Pre-Approval – This is much more involved than pre-qualification and requires you to fill out an official mortgage application and provide the necessary documentation needed to verify and check your financial standing and credit history. Your paperwork will than be submitted to an underwriter who will provide you with a conditional loan commitment in writing that will provide you with a maximum loan amount. The main advantage of pre-approval is that you have essentially already been approved for your loan. This streamlines the purchase process, can save you lots of headaches and provide you with leverage when negotiating with a seller.
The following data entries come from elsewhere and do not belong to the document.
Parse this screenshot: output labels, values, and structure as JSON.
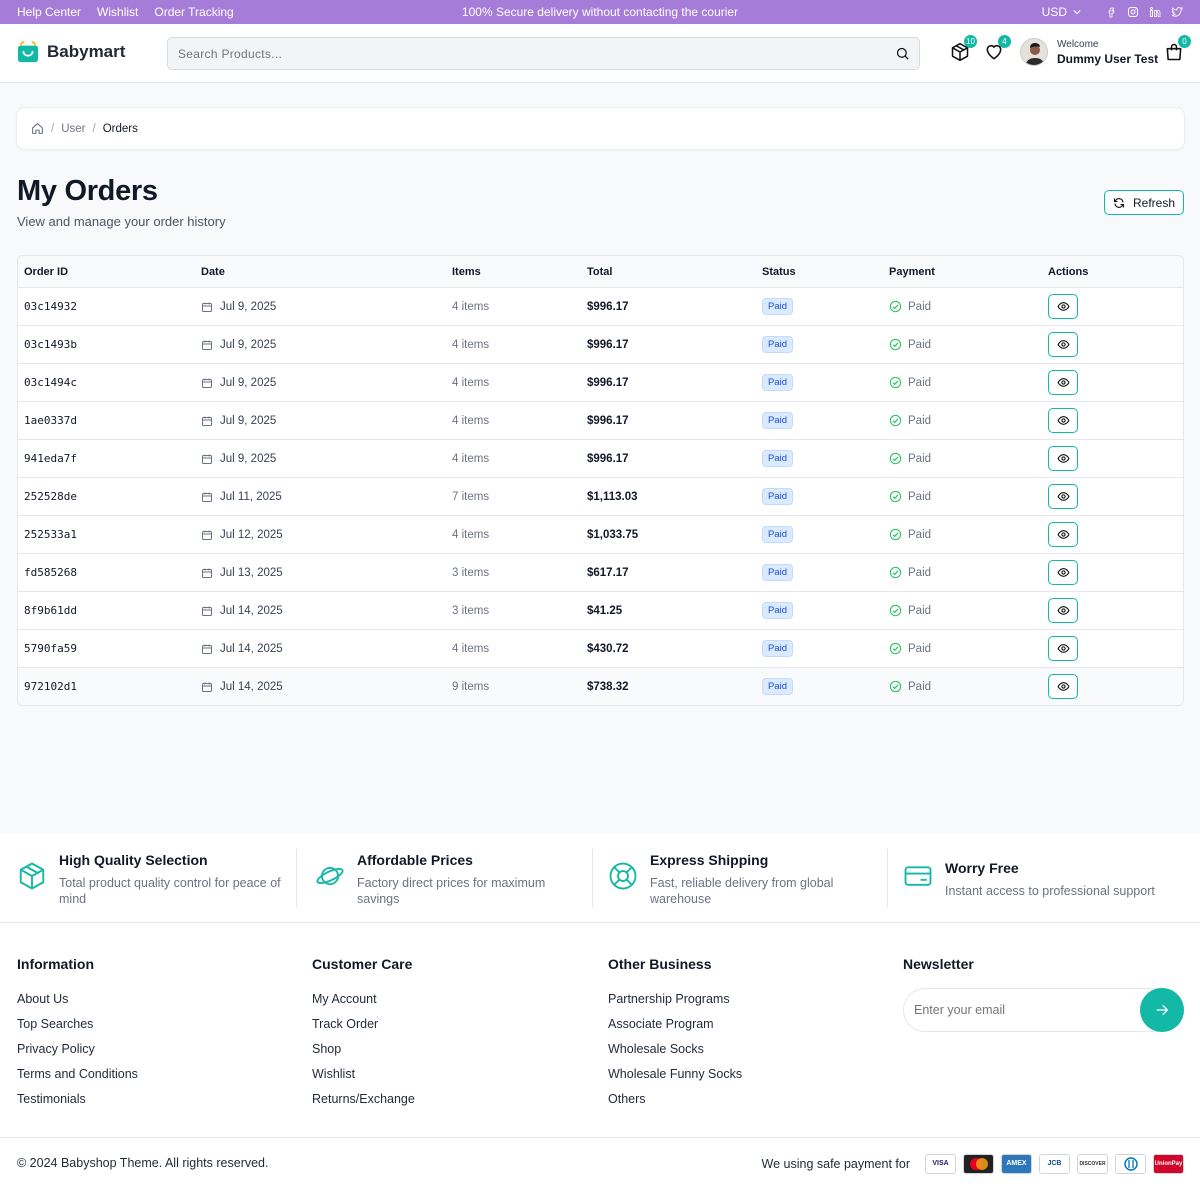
{
  "topbar": {
    "links": [
      "Help Center",
      "Wishlist",
      "Order Tracking"
    ],
    "promo": "100% Secure delivery without contacting the courier",
    "currency": "USD",
    "socials": [
      "facebook-icon",
      "instagram-icon",
      "linkedin-icon",
      "twitter-icon"
    ]
  },
  "header": {
    "brand": "Babymart",
    "search_placeholder": "Search Products...",
    "orders_badge": "10",
    "wishlist_badge": "4",
    "cart_badge": "0",
    "welcome": "Welcome",
    "user_name": "Dummy User Test"
  },
  "breadcrumb": {
    "items": [
      "User",
      "Orders"
    ]
  },
  "page": {
    "title": "My Orders",
    "subtitle": "View and manage your order history",
    "refresh_label": "Refresh"
  },
  "table": {
    "headers": [
      "Order ID",
      "Date",
      "Items",
      "Total",
      "Status",
      "Payment",
      "Actions"
    ],
    "rows": [
      {
        "id": "03c14932",
        "date": "Jul 9, 2025",
        "items": "4 items",
        "total": "$996.17",
        "status": "Paid",
        "payment": "Paid"
      },
      {
        "id": "03c1493b",
        "date": "Jul 9, 2025",
        "items": "4 items",
        "total": "$996.17",
        "status": "Paid",
        "payment": "Paid"
      },
      {
        "id": "03c1494c",
        "date": "Jul 9, 2025",
        "items": "4 items",
        "total": "$996.17",
        "status": "Paid",
        "payment": "Paid"
      },
      {
        "id": "1ae0337d",
        "date": "Jul 9, 2025",
        "items": "4 items",
        "total": "$996.17",
        "status": "Paid",
        "payment": "Paid"
      },
      {
        "id": "941eda7f",
        "date": "Jul 9, 2025",
        "items": "4 items",
        "total": "$996.17",
        "status": "Paid",
        "payment": "Paid"
      },
      {
        "id": "252528de",
        "date": "Jul 11, 2025",
        "items": "7 items",
        "total": "$1,113.03",
        "status": "Paid",
        "payment": "Paid"
      },
      {
        "id": "252533a1",
        "date": "Jul 12, 2025",
        "items": "4 items",
        "total": "$1,033.75",
        "status": "Paid",
        "payment": "Paid"
      },
      {
        "id": "fd585268",
        "date": "Jul 13, 2025",
        "items": "3 items",
        "total": "$617.17",
        "status": "Paid",
        "payment": "Paid"
      },
      {
        "id": "8f9b61dd",
        "date": "Jul 14, 2025",
        "items": "3 items",
        "total": "$41.25",
        "status": "Paid",
        "payment": "Paid"
      },
      {
        "id": "5790fa59",
        "date": "Jul 14, 2025",
        "items": "4 items",
        "total": "$430.72",
        "status": "Paid",
        "payment": "Paid"
      },
      {
        "id": "972102d1",
        "date": "Jul 14, 2025",
        "items": "9 items",
        "total": "$738.32",
        "status": "Paid",
        "payment": "Paid"
      }
    ]
  },
  "features": [
    {
      "title": "High Quality Selection",
      "desc": "Total product quality control for peace of mind",
      "icon": "box-icon"
    },
    {
      "title": "Affordable Prices",
      "desc": "Factory direct prices for maximum savings",
      "icon": "planet-icon"
    },
    {
      "title": "Express Shipping",
      "desc": "Fast, reliable delivery from global warehouse",
      "icon": "lifebuoy-icon"
    },
    {
      "title": "Worry Free",
      "desc": "Instant access to professional support",
      "icon": "credit-card-icon"
    }
  ],
  "footer": {
    "columns": [
      {
        "title": "Information",
        "items": [
          "About Us",
          "Top Searches",
          "Privacy Policy",
          "Terms and Conditions",
          "Testimonials"
        ]
      },
      {
        "title": "Customer Care",
        "items": [
          "My Account",
          "Track Order",
          "Shop",
          "Wishlist",
          "Returns/Exchange"
        ]
      },
      {
        "title": "Other Business",
        "items": [
          "Partnership Programs",
          "Associate Program",
          "Wholesale Socks",
          "Wholesale Funny Socks",
          "Others"
        ]
      }
    ],
    "newsletter_title": "Newsletter",
    "newsletter_placeholder": "Enter your email",
    "copyright": "© 2024 Babyshop Theme. All rights reserved.",
    "payment_text": "We using safe payment for",
    "cards": [
      {
        "label": "VISA",
        "color": "#1a1f71"
      },
      {
        "label": "",
        "color": "#eb001b"
      },
      {
        "label": "AMEX",
        "color": "#2e77bb"
      },
      {
        "label": "JCB",
        "color": "#0e4c96"
      },
      {
        "label": "DISCOVER",
        "color": "#333333"
      },
      {
        "label": "",
        "color": "#0079be"
      },
      {
        "label": "UnionPay",
        "color": "#d10429"
      }
    ]
  },
  "colors": {
    "topbar": "#a57dd8",
    "accent": "#14b8a6",
    "status_pill": "#dbeafe"
  }
}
Search for the Right Home
Once you have found out how much you can afford to pay for a home, then comes the fun part – looking for a home! Again, having a competent Realtor that is familiar with the neighborhoods in the area you are searching can save you a lot of time. Sit down with your Realtor and list out the most important features you are looking for in a home and let them go to work for you. If you find homes on your own, whether through the Internet or out driving around, notify your Realtor and have them setup a showing for you.

Make an Offer
Once you find the right property the next step is to make an offer. After discussing the terms of the offer you would like to make, your Realtor will draft a contract for the purchase of the home and submit it to the seller’s listing agent. Typically there is some negotiating back and forth until you come to an agreement. Once you come to an agreement, the contract is signed by both parties, and the buyer submits their earnest money.

Perform Due Diligence
Once  you have a signed contract by both parties you are considered “Under Contract” and it’s now time to do your due diligence in order to make sure there aren’t any surprises with the purchase of your home. Being under contract essentially means that you have agreed in principal to the terms of the purchase of the home. This does not however mean that the sale is final, or that you are absolutely obligated to purchase the home. That will not happen until you close on the home.

1. Inspection – An inspector will come inspect the home for any repairs that need to be made. If problems with the home are found during the inspection and the Buyers and Sellers can’t agree upon a resolution, the buyer may back out of the contract without loosing their Earnest Money.

2. Appraisal – An appraisal is usually required by the lender. During an appraisal, an appraiser will provide a value of what he or she thinks the home is worth. Should for some reason you default on your loan with the lender, their remedy is to foreclose on the home and take possession of it. For this reason the lender wants to ensure that the home is worth what you are paying for it.

3. Survey – A survey is done in order to verify where the physical property lines are of the property that you are purchasing, as well as to ensure that nothing has been built on a neighbors property or vice-versa. A Survey will also identify any conditions placed by law onto your property such as easements or rights-of-way.

4. Title Search – A title search is done in order to confirm who has legal right to the property. It is also done to make sure there aren’t any judgments or liens against the property that could transfer to you with the purchase.

5. Underwriting and Approval of the Loan (If not already Pre-approved) – Those individuals that are not pre-approved for a loan and haven’t gone through underwriting will need to have their loan approved before they can go to closing.

Close on Your Home
Once the necessary due diligence has been completed, the appraisal has been done and your loan has been approved, you are ready to go to closing and finalize the purchase of your home. Put simply, the closing is when you will sign all of the final documents and make the necessary payments to finalize the sale of the home.

Now that you have finished with closing its time to celebrate, you are now a home owner!

Trackback from your site.

Leave a Reply